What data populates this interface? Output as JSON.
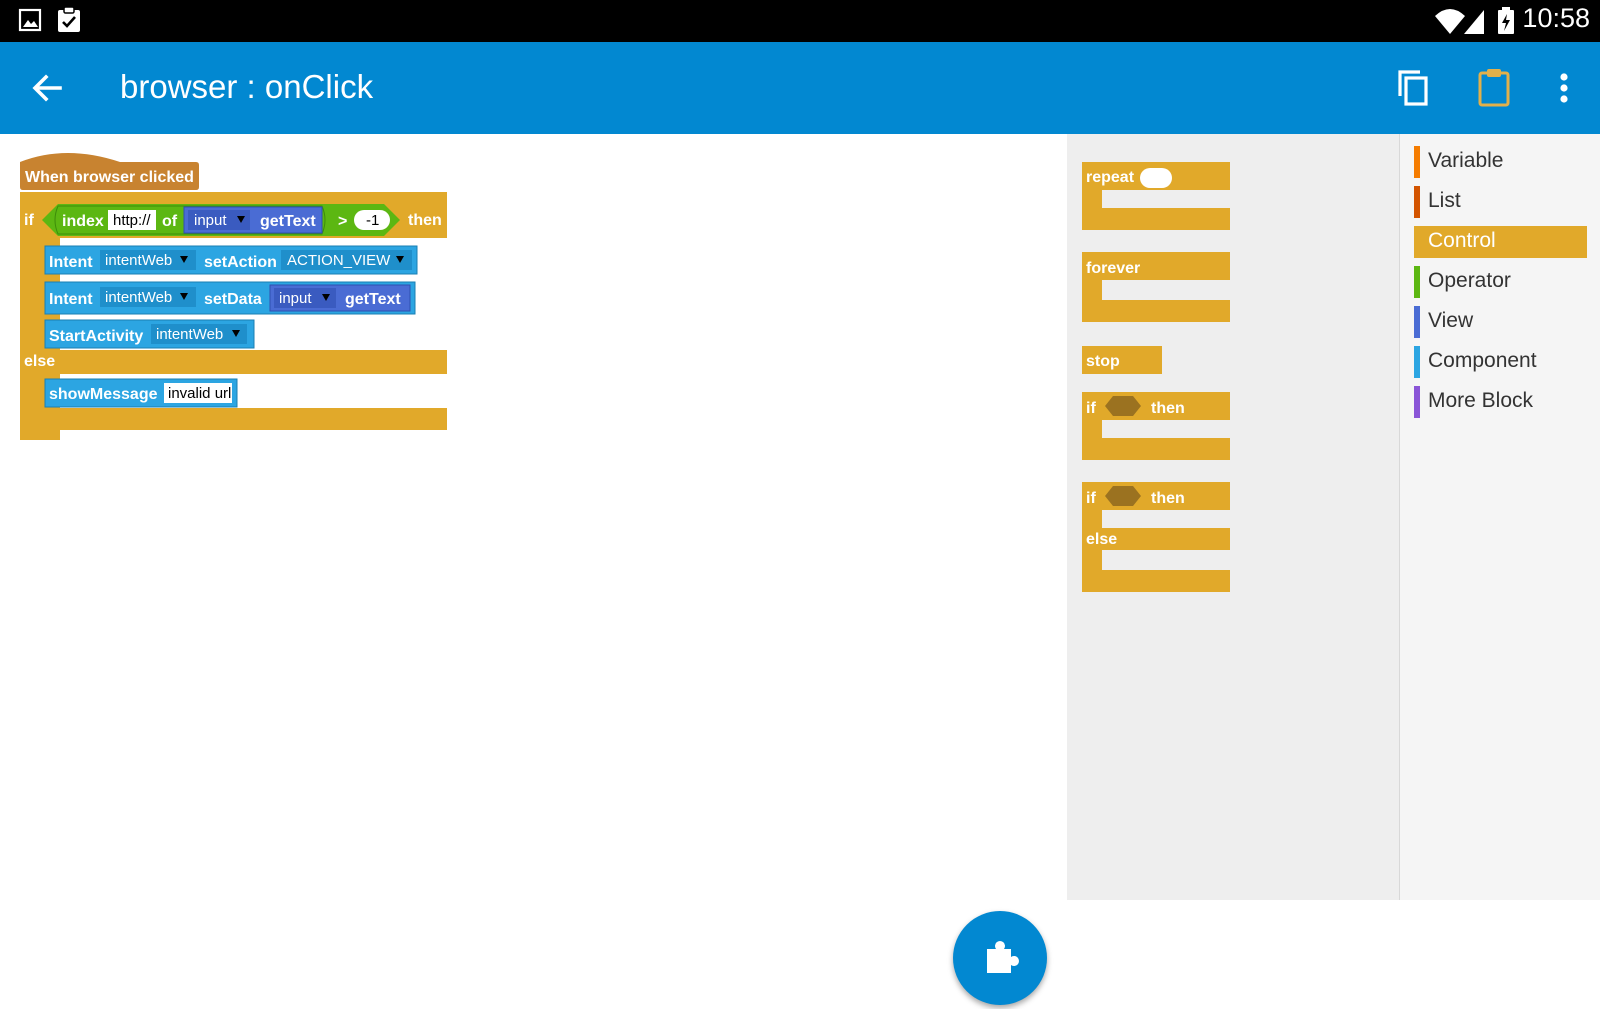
{
  "status_bar": {
    "time": "10:58",
    "icons": [
      "image-icon",
      "clipboard-check-icon",
      "wifi-icon",
      "signal-icon",
      "battery-icon"
    ]
  },
  "app_bar": {
    "title": "browser : onClick",
    "back_icon": "arrow-back-icon",
    "actions": [
      "copy-icon",
      "paste-icon",
      "more-vert-icon"
    ],
    "color": "#0288d1"
  },
  "editor": {
    "event_block": "When browser clicked",
    "if_block": {
      "if_label": "if",
      "index_label": "index",
      "index_text": "http://",
      "of_label": "of",
      "view_name": "input",
      "get_text_label": "getText",
      "compare_op": ">",
      "compare_value": "-1",
      "then_label": "then"
    },
    "intent_set_action": {
      "intent_label": "Intent",
      "intent_var": "intentWeb",
      "method_label": "setAction",
      "action_value": "ACTION_VIEW"
    },
    "intent_set_data": {
      "intent_label": "Intent",
      "intent_var": "intentWeb",
      "method_label": "setData",
      "view_name": "input",
      "get_text_label": "getText"
    },
    "start_activity": {
      "label": "StartActivity",
      "intent_var": "intentWeb"
    },
    "else_label": "else",
    "show_message": {
      "label": "showMessage",
      "text": "invalid url"
    }
  },
  "palette": {
    "repeat_label": "repeat",
    "forever_label": "forever",
    "stop_label": "stop",
    "if_then": {
      "if_label": "if",
      "then_label": "then"
    },
    "if_then_else": {
      "if_label": "if",
      "then_label": "then",
      "else_label": "else"
    }
  },
  "categories": [
    {
      "label": "Variable",
      "color": "#f57c00",
      "selected": false
    },
    {
      "label": "List",
      "color": "#d35400",
      "selected": false
    },
    {
      "label": "Control",
      "color": "#e1a92a",
      "selected": true
    },
    {
      "label": "Operator",
      "color": "#5cb712",
      "selected": false
    },
    {
      "label": "View",
      "color": "#4a6cd4",
      "selected": false
    },
    {
      "label": "Component",
      "color": "#2ca5e2",
      "selected": false
    },
    {
      "label": "More Block",
      "color": "#8a55d7",
      "selected": false
    }
  ],
  "colors": {
    "control": "#e1a92a",
    "event": "#c88330",
    "operator": "#5cb712",
    "view": "#4a6cd4",
    "component": "#2ca5e2",
    "accent": "#0288d1"
  },
  "fab": {
    "icon": "puzzle-piece-icon"
  }
}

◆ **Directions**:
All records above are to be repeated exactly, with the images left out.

◆ **Written reply**:
What data populates this interface? Output as JSON.
{
  "status_bar": {
    "time": "10:58",
    "icons": [
      "image-icon",
      "clipboard-check-icon",
      "wifi-icon",
      "signal-icon",
      "battery-icon"
    ]
  },
  "app_bar": {
    "title": "browser : onClick",
    "back_icon": "arrow-back-icon",
    "actions": [
      "copy-icon",
      "paste-icon",
      "more-vert-icon"
    ],
    "color": "#0288d1"
  },
  "editor": {
    "event_block": "When browser clicked",
    "if_block": {
      "if_label": "if",
      "index_label": "index",
      "index_text": "http://",
      "of_label": "of",
      "view_name": "input",
      "get_text_label": "getText",
      "compare_op": ">",
      "compare_value": "-1",
      "then_label": "then"
    },
    "intent_set_action": {
      "intent_label": "Intent",
      "intent_var": "intentWeb",
      "method_label": "setAction",
      "action_value": "ACTION_VIEW"
    },
    "intent_set_data": {
      "intent_label": "Intent",
      "intent_var": "intentWeb",
      "method_label": "setData",
      "view_name": "input",
      "get_text_label": "getText"
    },
    "start_activity": {
      "label": "StartActivity",
      "intent_var": "intentWeb"
    },
    "else_label": "else",
    "show_message": {
      "label": "showMessage",
      "text": "invalid url"
    }
  },
  "palette": {
    "repeat_label": "repeat",
    "forever_label": "forever",
    "stop_label": "stop",
    "if_then": {
      "if_label": "if",
      "then_label": "then"
    },
    "if_then_else": {
      "if_label": "if",
      "then_label": "then",
      "else_label": "else"
    }
  },
  "categories": [
    {
      "label": "Variable",
      "color": "#f57c00",
      "selected": false
    },
    {
      "label": "List",
      "color": "#d35400",
      "selected": false
    },
    {
      "label": "Control",
      "color": "#e1a92a",
      "selected": true
    },
    {
      "label": "Operator",
      "color": "#5cb712",
      "selected": false
    },
    {
      "label": "View",
      "color": "#4a6cd4",
      "selected": false
    },
    {
      "label": "Component",
      "color": "#2ca5e2",
      "selected": false
    },
    {
      "label": "More Block",
      "color": "#8a55d7",
      "selected": false
    }
  ],
  "colors": {
    "control": "#e1a92a",
    "event": "#c88330",
    "operator": "#5cb712",
    "view": "#4a6cd4",
    "component": "#2ca5e2",
    "accent": "#0288d1"
  },
  "fab": {
    "icon": "puzzle-piece-icon"
  }
}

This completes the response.